While it’s one thing to simply not have much musical talent, it’s another when your lyrics simply scare some of the population who happens to listen to them. A case in point: Spears’s “...baby One More Time,” with the ellipsis inserted in the place of the real lyrics, “Hit Me.” A selected sample of lyrics from the song: “Oh baby baby, how was I supposed to know that something wasn’t right here, show me how you want it to be, the reason I breathe is you, my loneliness is killing me hit me, baby, one more time.” How was she “supposed to know that something wasn’t right here”? Because domestic violence is illegal. Is it so complicated? While Spears denies that her song condones abusive relationships, her words speak for themselves. This is what the country supports as a “Best New Artist” nominee?

The male counterparts of Britney Spears and Christina Aguilera, the Backstreet Boys, rely on a huge fan base of pre-teenage girls to buy their albums and sell out their concerts. Why their fodder-for-the-masses single, “I Want it That Way,” should have been nominated for “Record of the Year,” is simply beyond comprehension and fosters an impression of this country as appealing to the lowest common denominator.

Thankfully, Christina Aguilera and Britney Spears couldn’t both win “Best New Artist”; unfortunately, one of them actually did. Aguilera was said to be “truly stunned” (as was anyone with any musical taste) at her win. “Oh, my god, you guys, I seriously do not have a speech prepared... My god, thank you so, so much,” she so eloquently said in her acceptance speech.

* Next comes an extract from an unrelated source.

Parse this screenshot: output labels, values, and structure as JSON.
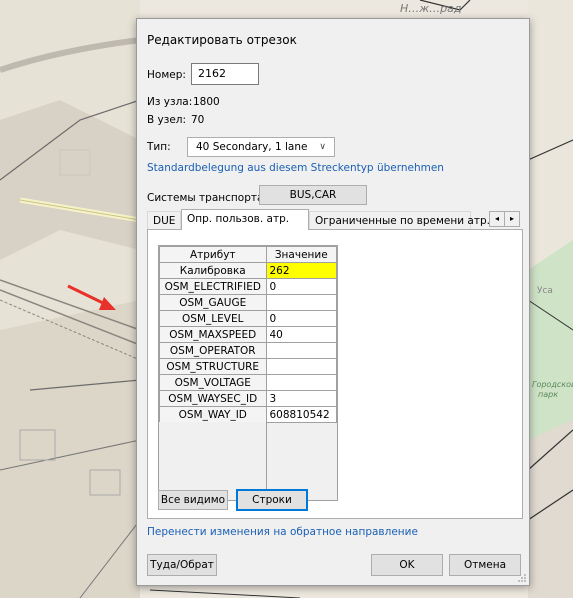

Real musical talent or the ability to sell records and appeal to popular society -- what are the Grammys really supposed to measure? Said one news article, it’s as if “Scream 3” were to sweep the Oscars. Will anyone actually remember Britney Spears or the Backstreet Boys in ten years? Just ask the New Kids on the Block, no strangers to a meteoric rise to stardom that ended just ask quickly as it came, followed by backlash. Undoubtedly, what is so trendy and popular today will be the mark of the hopelessly uncool tomorrow.

Remember the Spice Girls? The Macarena? With such hopelessly out of touch judging, it’s no wonder the Grammys continue to lose credibility. Who won what award? Few remember a few days after the awards ceremony. When the memory of Jennifer Lopez’s dress has more staying power than the actual awards winners, it’s time for a massive overhaul of the system.